YOUR ASSIGNMENT: Please filter the entries and return only the lines that include "label".

DATA EXTRACTS:
+++

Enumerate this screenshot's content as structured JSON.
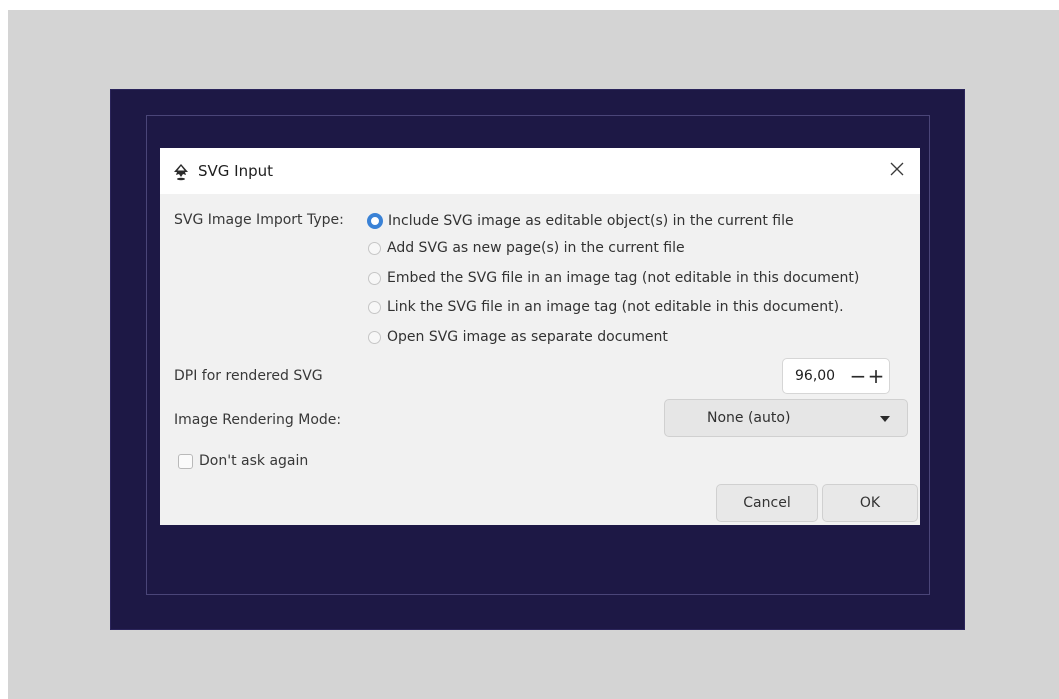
{
  "dialog": {
    "title": "SVG Input",
    "app_icon": "inkscape-icon",
    "close_icon": "close-icon"
  },
  "import_type": {
    "label": "SVG Image Import Type:",
    "selected_index": 0,
    "options": [
      "Include SVG image as editable object(s) in the current file",
      "Add SVG as new page(s) in the current file",
      "Embed the SVG file in an image tag (not editable in this document)",
      "Link the SVG file in an image tag (not editable in this document).",
      "Open SVG image as separate document"
    ]
  },
  "dpi": {
    "label": "DPI for rendered SVG",
    "value": "96,00",
    "decrement": "−",
    "increment": "+"
  },
  "rendering_mode": {
    "label": "Image Rendering Mode:",
    "value": "None (auto)"
  },
  "dont_ask": {
    "label": "Don't ask again",
    "checked": false
  },
  "buttons": {
    "cancel": "Cancel",
    "ok": "OK"
  },
  "colors": {
    "accent": "#3a82d6",
    "backdrop": "#1d1845",
    "outer_background": "#d4d4d4"
  }
}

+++

REPLY TO THE TASK:
    "label": "SVG Image Import Type:",
    "label": "DPI for rendered SVG",
    "label": "Image Rendering Mode:",
    "label": "Don't ask again",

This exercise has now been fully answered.